MY PRIOR RESEARCH: Of course without the key it is impossible to actually ‘decrypt’ said data (provided no key reuse), I know that authorities/prosecution wouldn’t be able to ‘decrypt’ the hard drive if they didn’t have the key. The point is, again to reiterate, that the very mathematical nature of this predicament further creates/also is the predicament that it is impossible to prove the data produced is actually the ‘original’ plaintext. Hence, given that the authorities cannot actually ‘decrypt’ the data without the key that is used, I would like to know if it is legally valid for them to say that they have done so in any case?
I am asking this as I have researched and have not found any cases that are public, neither in the scenario/principle described, nor have I even found any that actually involve unbreakable ‘one-time-pad’ encryption. I ask this as again, if it were to be legally valid then it would enable anybody to perform some clever calculations to effectively invent incriminating evidence.
https://www.schneier.com/blog/archives/2007/10/uk_police_can_n.html The comments section of this page provides interesting discussion on the topic, of which is scarce generally. The comments seem to support the idea that any one-time-pad encryption scheme properly implemented makes all ‘evidence’ produced from said data inadmissable.
https://ifca.ai/pub/fc97/r4.pdf “In 1995, it was finally divulged that the Rosenbergs, while attempting to use “one-time pad” encryption,infra, were careless in doing so, and didn’t really use a one-time pad after all. This enabled the government to develop evidence that assisted in their conviction.” The above quote from the linked paper also suggests that anything properly encrypted with a one-time-pad scheme is merely data, and that no admissible evidence can be produced.
So yes, a long question, maybe repetitive & lengthy, but I hope you can read through this as it is important to clarify.
A further DISCLAIMER: Please focus on the question, it is already long enough, I don’t wish to write an entire text on the questions I am not asking.

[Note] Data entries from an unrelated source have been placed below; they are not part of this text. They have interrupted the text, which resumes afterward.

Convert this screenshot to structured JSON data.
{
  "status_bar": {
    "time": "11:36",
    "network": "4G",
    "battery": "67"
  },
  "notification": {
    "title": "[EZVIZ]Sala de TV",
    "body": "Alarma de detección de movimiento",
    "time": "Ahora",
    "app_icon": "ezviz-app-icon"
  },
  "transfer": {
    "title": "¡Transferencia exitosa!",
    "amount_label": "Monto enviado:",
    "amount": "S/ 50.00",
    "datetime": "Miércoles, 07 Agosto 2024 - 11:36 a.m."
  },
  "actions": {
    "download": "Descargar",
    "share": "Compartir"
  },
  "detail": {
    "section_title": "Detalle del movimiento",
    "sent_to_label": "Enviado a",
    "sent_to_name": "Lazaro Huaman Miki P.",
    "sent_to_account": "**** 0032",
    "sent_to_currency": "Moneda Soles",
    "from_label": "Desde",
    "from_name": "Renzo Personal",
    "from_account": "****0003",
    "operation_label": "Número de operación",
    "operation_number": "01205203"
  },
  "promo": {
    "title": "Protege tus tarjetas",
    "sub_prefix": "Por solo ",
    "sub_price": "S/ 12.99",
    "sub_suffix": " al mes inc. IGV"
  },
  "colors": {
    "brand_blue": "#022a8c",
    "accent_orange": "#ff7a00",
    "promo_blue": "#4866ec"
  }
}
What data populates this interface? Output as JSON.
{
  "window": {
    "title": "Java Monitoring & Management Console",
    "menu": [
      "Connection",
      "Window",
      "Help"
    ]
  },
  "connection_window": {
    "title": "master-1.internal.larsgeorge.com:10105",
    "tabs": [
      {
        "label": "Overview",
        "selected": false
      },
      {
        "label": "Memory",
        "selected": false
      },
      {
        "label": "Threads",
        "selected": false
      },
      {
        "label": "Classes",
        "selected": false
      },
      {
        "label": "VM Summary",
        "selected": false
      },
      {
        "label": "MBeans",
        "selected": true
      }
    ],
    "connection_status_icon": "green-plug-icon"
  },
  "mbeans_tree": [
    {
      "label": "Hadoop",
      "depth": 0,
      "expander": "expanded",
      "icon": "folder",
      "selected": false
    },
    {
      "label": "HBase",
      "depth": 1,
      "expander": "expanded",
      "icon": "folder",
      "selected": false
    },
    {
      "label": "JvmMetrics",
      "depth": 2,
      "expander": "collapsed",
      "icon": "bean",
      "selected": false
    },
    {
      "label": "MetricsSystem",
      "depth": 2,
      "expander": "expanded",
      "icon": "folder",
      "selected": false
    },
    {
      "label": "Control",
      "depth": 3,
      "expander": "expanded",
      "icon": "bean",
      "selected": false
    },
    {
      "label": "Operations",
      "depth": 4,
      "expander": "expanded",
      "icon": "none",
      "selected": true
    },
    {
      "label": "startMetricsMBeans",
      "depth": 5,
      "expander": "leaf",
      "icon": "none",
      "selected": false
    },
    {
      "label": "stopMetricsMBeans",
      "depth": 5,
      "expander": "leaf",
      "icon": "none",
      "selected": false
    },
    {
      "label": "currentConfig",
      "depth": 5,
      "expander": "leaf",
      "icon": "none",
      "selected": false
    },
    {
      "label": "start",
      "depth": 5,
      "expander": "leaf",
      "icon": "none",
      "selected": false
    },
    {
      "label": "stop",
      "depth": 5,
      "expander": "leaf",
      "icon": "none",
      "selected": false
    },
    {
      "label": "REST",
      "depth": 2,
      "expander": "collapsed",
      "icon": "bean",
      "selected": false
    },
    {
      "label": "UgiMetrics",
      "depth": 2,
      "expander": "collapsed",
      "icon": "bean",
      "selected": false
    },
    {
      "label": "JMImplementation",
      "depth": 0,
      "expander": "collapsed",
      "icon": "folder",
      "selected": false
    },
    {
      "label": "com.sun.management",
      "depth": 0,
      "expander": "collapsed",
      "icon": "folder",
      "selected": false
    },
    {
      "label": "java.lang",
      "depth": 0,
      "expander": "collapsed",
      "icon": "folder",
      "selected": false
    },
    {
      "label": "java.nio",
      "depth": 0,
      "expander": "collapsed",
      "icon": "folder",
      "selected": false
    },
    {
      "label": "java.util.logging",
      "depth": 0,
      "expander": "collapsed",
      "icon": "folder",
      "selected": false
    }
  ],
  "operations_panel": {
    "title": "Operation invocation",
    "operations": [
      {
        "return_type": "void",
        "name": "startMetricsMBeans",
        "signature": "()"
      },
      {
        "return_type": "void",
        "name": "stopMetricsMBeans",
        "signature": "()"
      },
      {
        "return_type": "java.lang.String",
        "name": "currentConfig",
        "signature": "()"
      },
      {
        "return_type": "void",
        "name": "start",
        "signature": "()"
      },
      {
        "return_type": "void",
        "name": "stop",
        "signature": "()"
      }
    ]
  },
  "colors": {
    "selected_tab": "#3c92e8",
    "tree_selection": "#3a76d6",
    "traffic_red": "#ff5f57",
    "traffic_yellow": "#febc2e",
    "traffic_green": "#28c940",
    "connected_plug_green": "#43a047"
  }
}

As a final clarification, the question above has been asked clearly, however niche you may think it there are valid concerns (as are shared by those in the comments linked). I realise that you could just have the key tortured out of you by a malicious entity, this is not the question nor it is relevant, this is long enough now so I conclude.